1
vote
1answer
30 views

Where I can find reference on Katetov's extension $kN$ of the natural numbers?

I’m looking for references on Katetov's extension $kN$ of the natural numbers? However I cannot find it. Is this separable and is this a countable union of closed discrete subspace of it? Thanks ...
2
votes
4answers
117 views

Is $\left\{ \frac{1}{n}: n \in \mathbb{N} \right\} \cup \left\{ 0\right\}$ closed set? [duplicate]

Is it true that $\left\{ \frac{1}{n}: n \in \mathbb{N} \right\} \cup \left\{ 0\right\}$ is closed set? I suppose that yes, but I have no idea how can I prove it.
0
votes
1answer
31 views

Questions on covering space

Following is a paragraph of a paper I am reading: But I cannot understand this image, maybe it is because I have no idea about coverings. Could anyone explain it to me? Particularly, you could just ...
0
votes
2answers
56 views

what is $X / \cong $ ?? where $\cong $ is given by

what is $X / \cong $ ?? Suppose $X = \mathbb{R}^2 $. and we define $$ (x_1,y_1) \cong (x_2, y_2) \iff x_1 + y_1 =x_2 + y_2 $$ With this equivalence relation, we get that the partition is the ...
4
votes
0answers
115 views

Topologist Sine Curve

I am trying to prove that the topologist sine curve is not path connected. I think I have a proof but my proof relies on Intermediate Value Theorem. So, I was wondering if there is a way to prove it ...
0
votes
1answer
218 views

The intersection of open intervals.

For $i=1,2, \cdots, n$, let $I_{i}=(a_i, b_i)$ be an open interval. Show that $\cap_{i=1}^n I_i$ is either the empty set or an open interval. Can anyone show me how to do this because this is slightly ...
0
votes
4answers
171 views

A base for a topology

I am quite confused about what exactly a base for a topology is. I understand it when the topologies are pretty simple, but things start to get a little confusing for me after awhile. For example, ...
0
votes
2answers
49 views
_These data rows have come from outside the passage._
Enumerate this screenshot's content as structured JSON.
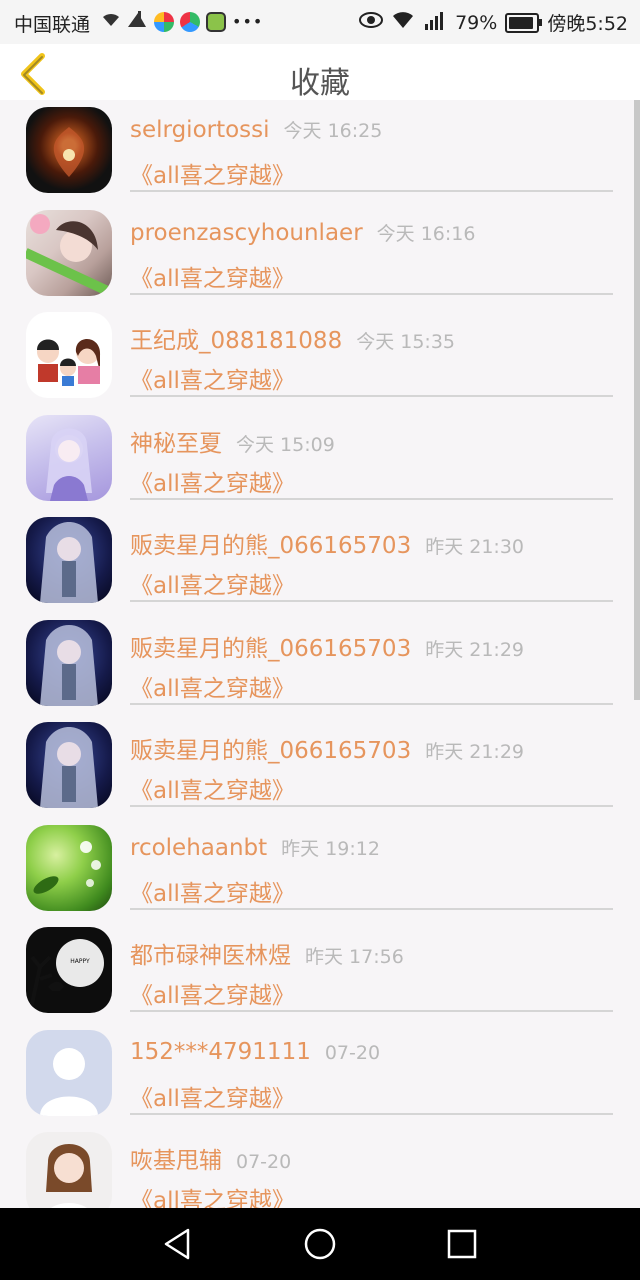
{
  "status_bar": {
    "carrier": "中国联通",
    "battery": "79%",
    "time": "傍晚5:52",
    "battery_level": 0.79,
    "icons": [
      "wifi-icon",
      "app-icon",
      "app-icon",
      "app-icon",
      "app-icon",
      "more-icon",
      "eye-icon",
      "wifi-icon",
      "signal-icon",
      "battery-icon"
    ]
  },
  "header": {
    "title": "收藏",
    "back_icon": "back-chevron-icon"
  },
  "colors": {
    "accent": "#e6955d",
    "timestamp": "#b9b9b9",
    "divider": "#d5d5d5",
    "back": "#f0c419"
  },
  "items": [
    {
      "name": "selrgiortossi",
      "time": "今天 16:25",
      "book": "《all喜之穿越》",
      "avatar": "flower-avatar"
    },
    {
      "name": "proenzascyhounlaer",
      "time": "今天 16:16",
      "book": "《all喜之穿越》",
      "avatar": "girl-avatar"
    },
    {
      "name": "王纪成_088181088",
      "time": "今天 15:35",
      "book": "《all喜之穿越》",
      "avatar": "family-avatar"
    },
    {
      "name": "神秘至夏",
      "time": "今天 15:09",
      "book": "《all喜之穿越》",
      "avatar": "anime-avatar"
    },
    {
      "name": "贩卖星月的熊_066165703",
      "time": "昨天 21:30",
      "book": "《all喜之穿越》",
      "avatar": "anime-dark-avatar"
    },
    {
      "name": "贩卖星月的熊_066165703",
      "time": "昨天 21:29",
      "book": "《all喜之穿越》",
      "avatar": "anime-dark-avatar"
    },
    {
      "name": "贩卖星月的熊_066165703",
      "time": "昨天 21:29",
      "book": "《all喜之穿越》",
      "avatar": "anime-dark-avatar"
    },
    {
      "name": "rcolehaanbt",
      "time": "昨天 19:12",
      "book": "《all喜之穿越》",
      "avatar": "green-nature-avatar"
    },
    {
      "name": "都市碌神医林煜",
      "time": "昨天 17:56",
      "book": "《all喜之穿越》",
      "avatar": "halloween-avatar"
    },
    {
      "name": "152***4791111",
      "time": "07-20",
      "book": "《all喜之穿越》",
      "avatar": "default-avatar"
    },
    {
      "name": "咴基甩辅",
      "time": "07-20",
      "book": "《all喜之穿越》",
      "avatar": "girl-photo-avatar"
    }
  ],
  "nav_bar": {
    "icons": [
      "back-triangle-icon",
      "home-circle-icon",
      "recents-square-icon"
    ]
  }
}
One question about topology.

Why is the set $ A=\{ (x ,x^{-1}):0<x\leqslant 1\}$ is closed in $\Bbb R^2$ but is not bounded? Why is the set $ S=\{(x,\sin(x^{-1})) :0<x\leqslant 1\}$ is bounded in $\Bbb R^2$ but is not ...
4
votes
1answer
366 views
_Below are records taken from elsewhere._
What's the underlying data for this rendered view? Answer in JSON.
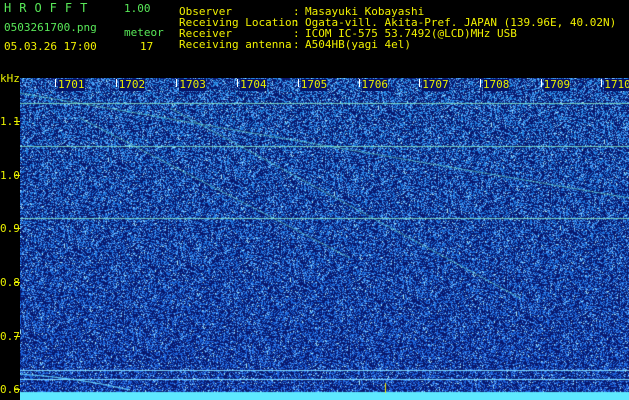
{
  "app": {
    "brand": "HROFFT",
    "version": "1.00",
    "filename": "0503261700.png",
    "datetime": "05.03.26 17:00",
    "meteor_label": "meteor",
    "meteor_count": "17"
  },
  "info": {
    "rows": [
      {
        "key": "Observer",
        "sep": ":",
        "value": "Masayuki Kobayashi"
      },
      {
        "key": "Receiving Location",
        "sep": ":",
        "value": "Ogata-vill. Akita-Pref. JAPAN (139.96E, 40.02N)"
      },
      {
        "key": "Receiver",
        "sep": ":",
        "value": "ICOM IC-575 53.7492(@LCD)MHz USB"
      },
      {
        "key": "Receiving antenna",
        "sep": ":",
        "value": "A504HB(yagi 4el)"
      }
    ]
  },
  "chart_data": {
    "type": "heatmap",
    "title": "",
    "ylabel": "kHz",
    "xlabel": "",
    "x_ticks": [
      "1701",
      "1702",
      "1703",
      "1704",
      "1705",
      "1706",
      "1707",
      "1708",
      "1709",
      "1710"
    ],
    "y_ticks": [
      "1.1",
      "1.0",
      "0.9",
      "0.8",
      "0.7",
      "0.6"
    ],
    "y_range": [
      0.58,
      1.18
    ],
    "colors": {
      "low": "#0b1a7a",
      "mid": "#2a5cf0",
      "high": "#9ff0ff",
      "carrier": "#5ee8ff",
      "text": "#e8f000"
    }
  }
}
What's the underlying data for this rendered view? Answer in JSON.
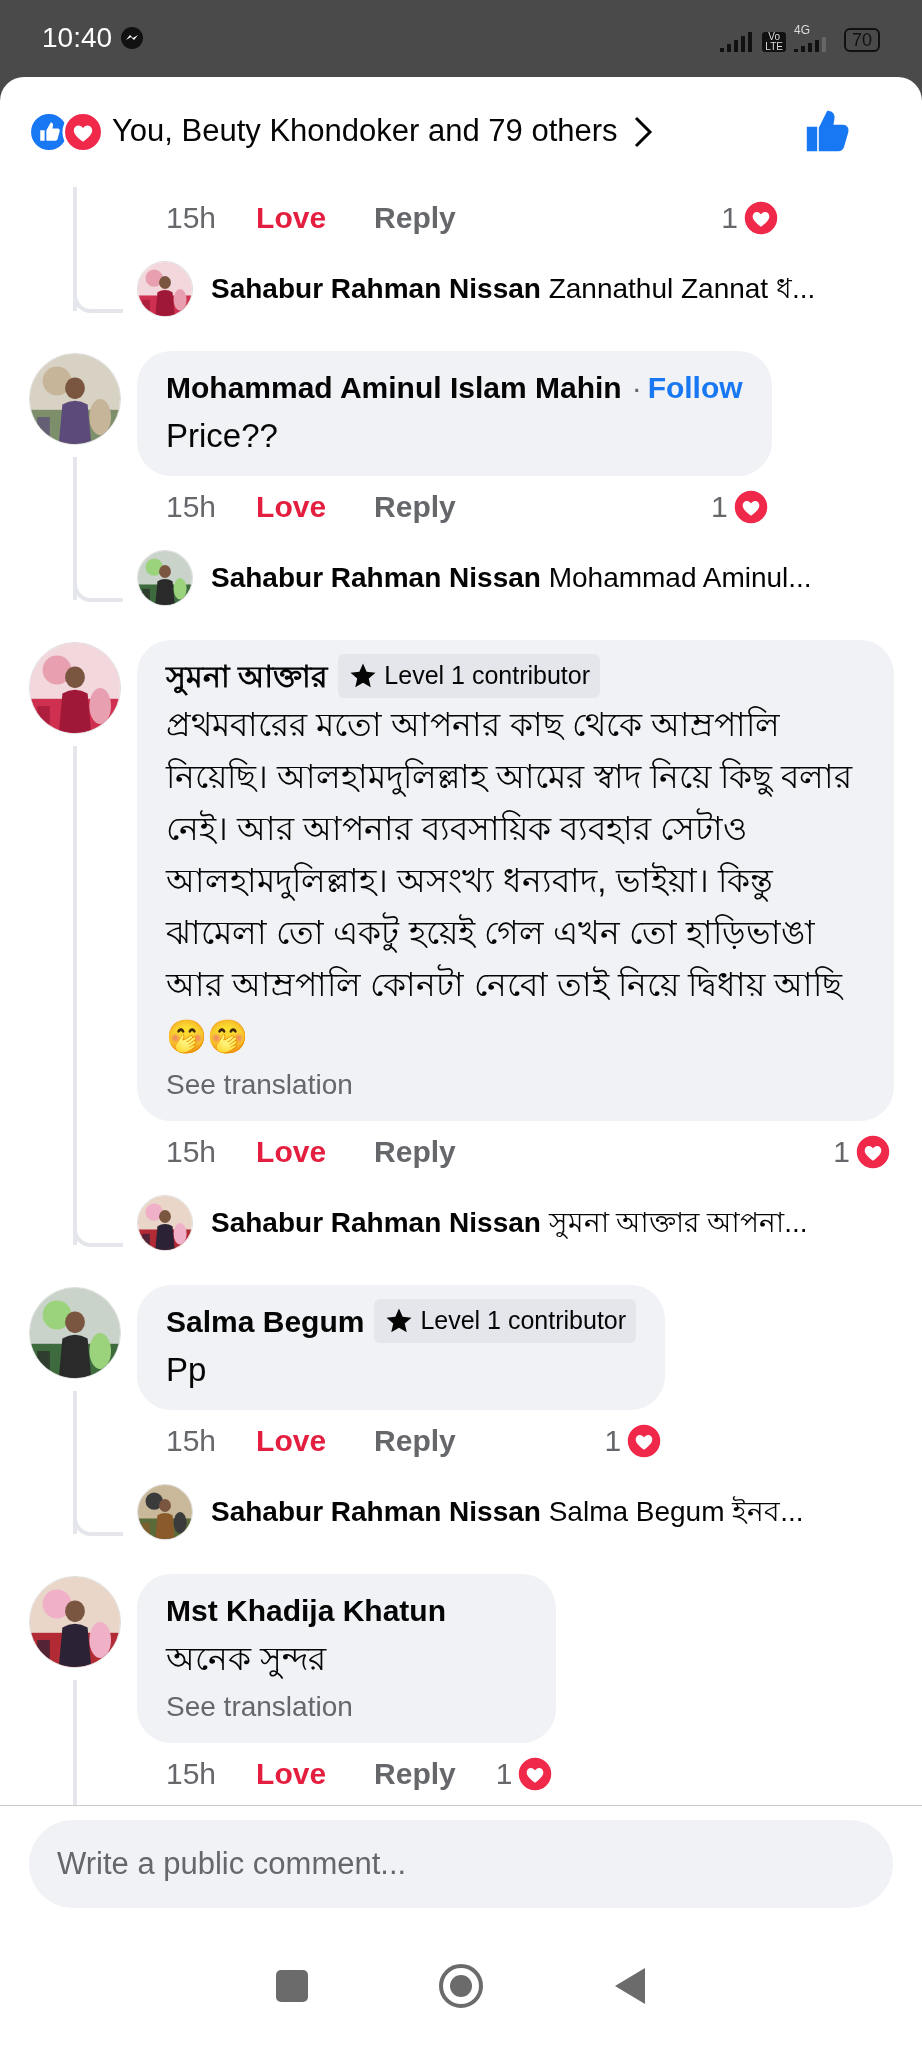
{
  "status_bar": {
    "time": "10:40",
    "volte_top": "Vo",
    "volte_bottom": "LTE",
    "network": "4G",
    "battery": "70"
  },
  "reactions_summary": {
    "text": "You, Beuty Khondoker and 79 others",
    "liked": true
  },
  "comments": [
    {
      "time": "15h",
      "love_label": "Love",
      "loved": true,
      "reply_label": "Reply",
      "reaction_count": "1",
      "reply": {
        "author": "Sahabur Rahman Nissan",
        "text": "Zannathul Zannat ধ..."
      }
    },
    {
      "author": "Mohammad Aminul Islam Mahin",
      "follow_separator": "·",
      "follow": "Follow",
      "text": "Price??",
      "time": "15h",
      "love_label": "Love",
      "loved": true,
      "reply_label": "Reply",
      "reaction_count": "1",
      "reply": {
        "author": "Sahabur Rahman Nissan",
        "text": "Mohammad Aminul..."
      }
    },
    {
      "author": "সুমনা আক্তার",
      "badge": "Level 1 contributor",
      "text": "প্রথমবারের মতো আপনার কাছ থেকে আম্রপালি নিয়েছি। আলহামদুলিল্লাহ আমের স্বাদ নিয়ে কিছু বলার নেই। আর আপনার ব্যবসায়িক ব্যবহার সেটাও আলহামদুলিল্লাহ। অসংখ্য ধন্যবাদ, ভাইয়া। কিন্তু ঝামেলা তো একটু হয়েই গেল এখন তো হাড়িভাঙা আর আম্রপালি কোনটা নেবো তাই নিয়ে দ্বিধায় আছি🤭🤭",
      "see_translation": "See translation",
      "time": "15h",
      "love_label": "Love",
      "loved": true,
      "reply_label": "Reply",
      "reaction_count": "1",
      "reply": {
        "author": "Sahabur Rahman Nissan",
        "text": "সুমনা আক্তার আপনা..."
      }
    },
    {
      "author": "Salma Begum",
      "badge": "Level 1 contributor",
      "text": "Pp",
      "time": "15h",
      "love_label": "Love",
      "loved": true,
      "reply_label": "Reply",
      "reaction_count": "1",
      "reply": {
        "author": "Sahabur Rahman Nissan",
        "text": "Salma Begum ইনব..."
      }
    },
    {
      "author": "Mst Khadija Khatun",
      "text": "অনেক সুন্দর",
      "see_translation": "See translation",
      "time": "15h",
      "love_label": "Love",
      "loved": true,
      "reply_label": "Reply",
      "reaction_count": "1"
    }
  ],
  "comment_box": {
    "placeholder": "Write a public comment..."
  }
}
Non-Euclidean Space in Dungeons and Dragons

In Dungeons and Dragons, the world is mapped out into five-foot squares. Spheres are represented as cubes, and cones look really weird. However, straight lines remain straight, and a rectangular room ...